- **TRY IT**:
Where "label" occurs in a line of the entries below, copy that line.

Items from an interface collection:

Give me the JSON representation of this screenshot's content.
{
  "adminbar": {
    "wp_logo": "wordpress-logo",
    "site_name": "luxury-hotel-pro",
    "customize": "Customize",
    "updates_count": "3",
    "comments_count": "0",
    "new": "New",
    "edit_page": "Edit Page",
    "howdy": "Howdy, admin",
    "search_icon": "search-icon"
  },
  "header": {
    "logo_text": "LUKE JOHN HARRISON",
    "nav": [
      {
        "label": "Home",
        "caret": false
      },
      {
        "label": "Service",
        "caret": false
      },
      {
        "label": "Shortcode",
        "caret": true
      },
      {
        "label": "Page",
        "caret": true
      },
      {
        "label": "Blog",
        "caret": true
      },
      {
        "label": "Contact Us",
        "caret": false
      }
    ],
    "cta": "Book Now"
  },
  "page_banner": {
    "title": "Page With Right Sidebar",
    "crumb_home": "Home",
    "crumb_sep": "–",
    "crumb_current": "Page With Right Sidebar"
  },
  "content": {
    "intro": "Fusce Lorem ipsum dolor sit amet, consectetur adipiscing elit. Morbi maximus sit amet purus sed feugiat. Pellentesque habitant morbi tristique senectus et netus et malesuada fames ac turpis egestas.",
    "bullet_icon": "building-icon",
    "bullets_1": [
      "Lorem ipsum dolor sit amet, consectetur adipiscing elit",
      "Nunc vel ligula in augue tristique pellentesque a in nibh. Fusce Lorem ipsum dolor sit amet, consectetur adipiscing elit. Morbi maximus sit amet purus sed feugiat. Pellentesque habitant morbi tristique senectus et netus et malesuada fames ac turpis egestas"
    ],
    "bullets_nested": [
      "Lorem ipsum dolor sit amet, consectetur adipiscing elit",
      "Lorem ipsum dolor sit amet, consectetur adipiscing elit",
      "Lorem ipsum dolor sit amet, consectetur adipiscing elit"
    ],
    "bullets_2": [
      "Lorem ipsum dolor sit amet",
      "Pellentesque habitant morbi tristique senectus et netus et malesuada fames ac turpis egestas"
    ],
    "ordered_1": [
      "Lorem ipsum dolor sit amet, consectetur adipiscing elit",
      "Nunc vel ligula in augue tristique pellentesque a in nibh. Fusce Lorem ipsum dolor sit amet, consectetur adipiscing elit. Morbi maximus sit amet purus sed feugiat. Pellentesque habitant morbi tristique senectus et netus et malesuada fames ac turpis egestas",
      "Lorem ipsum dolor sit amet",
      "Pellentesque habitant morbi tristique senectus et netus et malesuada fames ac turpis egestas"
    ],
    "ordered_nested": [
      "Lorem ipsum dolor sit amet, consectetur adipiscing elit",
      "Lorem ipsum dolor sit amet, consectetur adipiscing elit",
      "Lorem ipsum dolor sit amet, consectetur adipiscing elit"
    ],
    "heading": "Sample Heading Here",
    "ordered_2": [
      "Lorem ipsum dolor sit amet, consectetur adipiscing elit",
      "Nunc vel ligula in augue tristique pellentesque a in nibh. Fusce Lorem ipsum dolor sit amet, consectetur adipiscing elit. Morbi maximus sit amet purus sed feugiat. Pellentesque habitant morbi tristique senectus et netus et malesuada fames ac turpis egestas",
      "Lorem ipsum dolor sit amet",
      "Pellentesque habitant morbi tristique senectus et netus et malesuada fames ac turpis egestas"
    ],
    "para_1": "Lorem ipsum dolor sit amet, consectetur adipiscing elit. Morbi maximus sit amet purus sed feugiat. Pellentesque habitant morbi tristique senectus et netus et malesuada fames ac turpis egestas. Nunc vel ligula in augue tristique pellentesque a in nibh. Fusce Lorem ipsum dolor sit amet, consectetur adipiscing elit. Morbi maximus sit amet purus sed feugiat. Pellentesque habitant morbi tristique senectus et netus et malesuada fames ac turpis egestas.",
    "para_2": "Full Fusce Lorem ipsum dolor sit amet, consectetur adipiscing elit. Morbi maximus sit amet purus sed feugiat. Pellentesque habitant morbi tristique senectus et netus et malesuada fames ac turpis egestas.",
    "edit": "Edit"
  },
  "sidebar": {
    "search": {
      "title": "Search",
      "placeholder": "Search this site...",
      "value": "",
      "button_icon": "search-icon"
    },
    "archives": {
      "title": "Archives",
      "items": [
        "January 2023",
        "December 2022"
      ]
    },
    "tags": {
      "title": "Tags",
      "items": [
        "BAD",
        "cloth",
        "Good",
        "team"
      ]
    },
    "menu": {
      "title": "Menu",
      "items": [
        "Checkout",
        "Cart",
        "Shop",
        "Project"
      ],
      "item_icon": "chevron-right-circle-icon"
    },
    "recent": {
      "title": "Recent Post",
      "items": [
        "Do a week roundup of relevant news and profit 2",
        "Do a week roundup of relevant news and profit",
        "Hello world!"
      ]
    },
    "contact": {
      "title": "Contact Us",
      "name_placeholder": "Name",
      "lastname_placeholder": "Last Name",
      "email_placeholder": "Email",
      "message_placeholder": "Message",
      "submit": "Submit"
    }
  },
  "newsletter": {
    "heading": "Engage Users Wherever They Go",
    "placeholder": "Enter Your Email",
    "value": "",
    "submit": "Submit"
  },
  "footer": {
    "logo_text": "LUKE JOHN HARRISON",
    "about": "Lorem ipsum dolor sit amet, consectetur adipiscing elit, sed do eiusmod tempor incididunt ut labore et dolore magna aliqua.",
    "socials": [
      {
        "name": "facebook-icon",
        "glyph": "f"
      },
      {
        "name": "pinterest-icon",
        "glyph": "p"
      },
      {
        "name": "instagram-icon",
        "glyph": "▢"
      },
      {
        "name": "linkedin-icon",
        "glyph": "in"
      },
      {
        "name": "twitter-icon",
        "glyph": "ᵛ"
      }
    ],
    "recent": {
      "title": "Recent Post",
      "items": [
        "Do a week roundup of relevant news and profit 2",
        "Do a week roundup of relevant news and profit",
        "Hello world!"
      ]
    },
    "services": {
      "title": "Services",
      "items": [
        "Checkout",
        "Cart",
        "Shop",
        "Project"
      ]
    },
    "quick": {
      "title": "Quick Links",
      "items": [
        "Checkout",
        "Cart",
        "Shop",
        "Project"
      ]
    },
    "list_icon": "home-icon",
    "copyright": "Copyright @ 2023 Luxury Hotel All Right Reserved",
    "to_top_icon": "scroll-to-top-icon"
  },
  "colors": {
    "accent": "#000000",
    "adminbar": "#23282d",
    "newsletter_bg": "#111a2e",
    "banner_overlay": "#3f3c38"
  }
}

- **TASK SOLUTION**:
        "label": "Home",
        "label": "Service",
        "label": "Shortcode",
        "label": "Page",
        "label": "Blog",
        "label": "Contact Us",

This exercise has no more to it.